The pace of the classes progresses along 3 distinct streams. At one college, I was with a class of absolute beginners for 3 sessions. This was just like the previous week with another group, and next week will be the same with a 3rd group. In the 3 sessions, I hold a single pose each time, the first for a pencil line drawing, the second adding tone, again with pencil or graphite, the third a tonal drawing using charcoal. My 2 sessions at another college are with the same 2 groups each week, steadily progressing between techniques in their 1 class per week. Both again used a series of poses this week. The evening classes are for adult education. This week, they were ostensibly beginners, but there was some obvious variation of experience level. After a few short warm-up poses, I used just 1 long pose, seated on a stool.

Next week, the total number of classes will be the same, but fortunately with no more than 2 in any 1 day.

The title reflects the unexpected reaction of one new student this week.
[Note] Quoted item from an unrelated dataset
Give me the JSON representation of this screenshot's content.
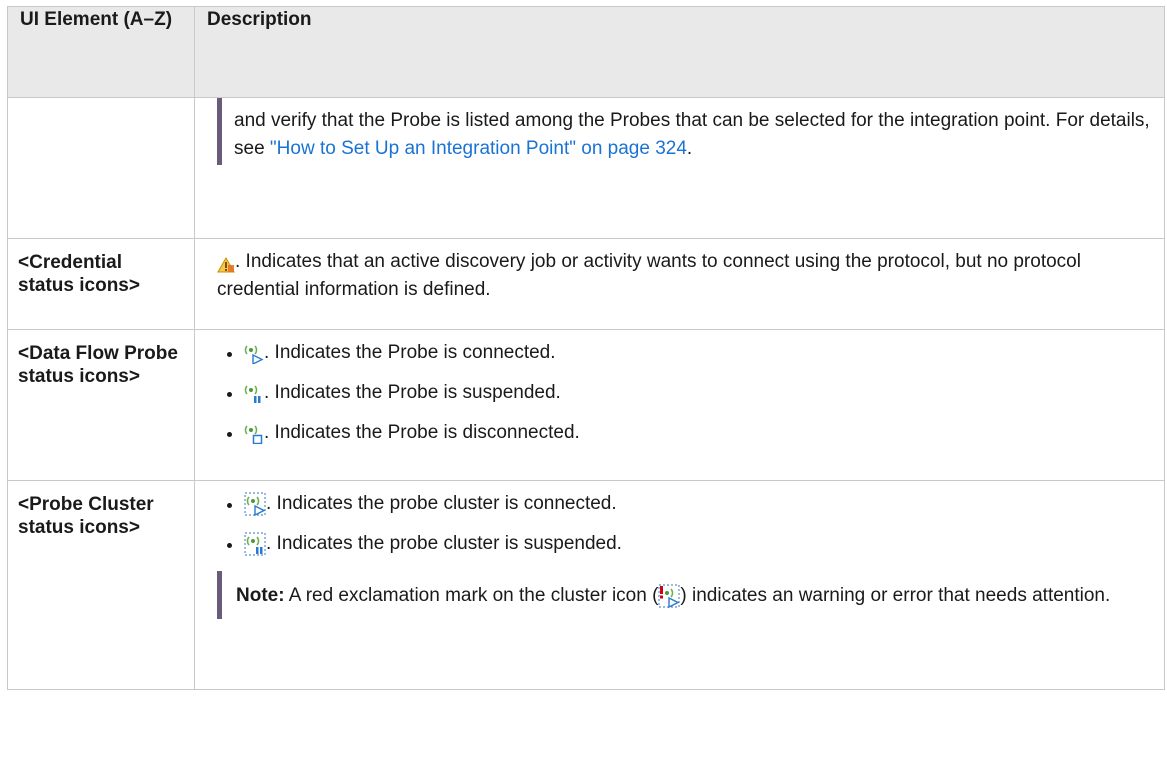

Somehow, this 18 year old male had missed the part of the briefing about life drawing that explained what he would be drawing. He arrived late for his first class, and the first thing he saw as he entered was me standing naked facing him. He promptly turned on his heels and left again. When the tutor found him and enquired about the problem, he asked if the model could be dressed, please. For that first lesson, he agreed to a compromise of drawing me from the waist up only. Fortunately, he was one of a group that had 3 x 3-hour classes with me during the week, so by the end he was able to conquer some of his inhibitions. It was a sad reflection of our society that a young person can still be so shocked by simple nudity.

That group was the largest and most challenging of the week. All of their classes used a single pose, 2 standing and 1 sitting on the floor, but all physically demanding. The remaining 2 sessions this week were more varied, with 2 different student groups and many much shorter poses. These were less stressful on the body, but required considerable mental activity to produce a wide variety of interesting poses that could be held for the required length of time. All were standing poses, and I probably used about 20 variations. Knowing the tutor, I could allow for an artistic interpretation of time – one of the 1-2 minute poses lasted 11 minutes!

So, now I am well back into the swing of things, and ready for an even busier week to come, this time with the same 5 core classes, plus 2 evening sessions. One of the latter falls after a day with 2 other classes, so that will be a tiring day.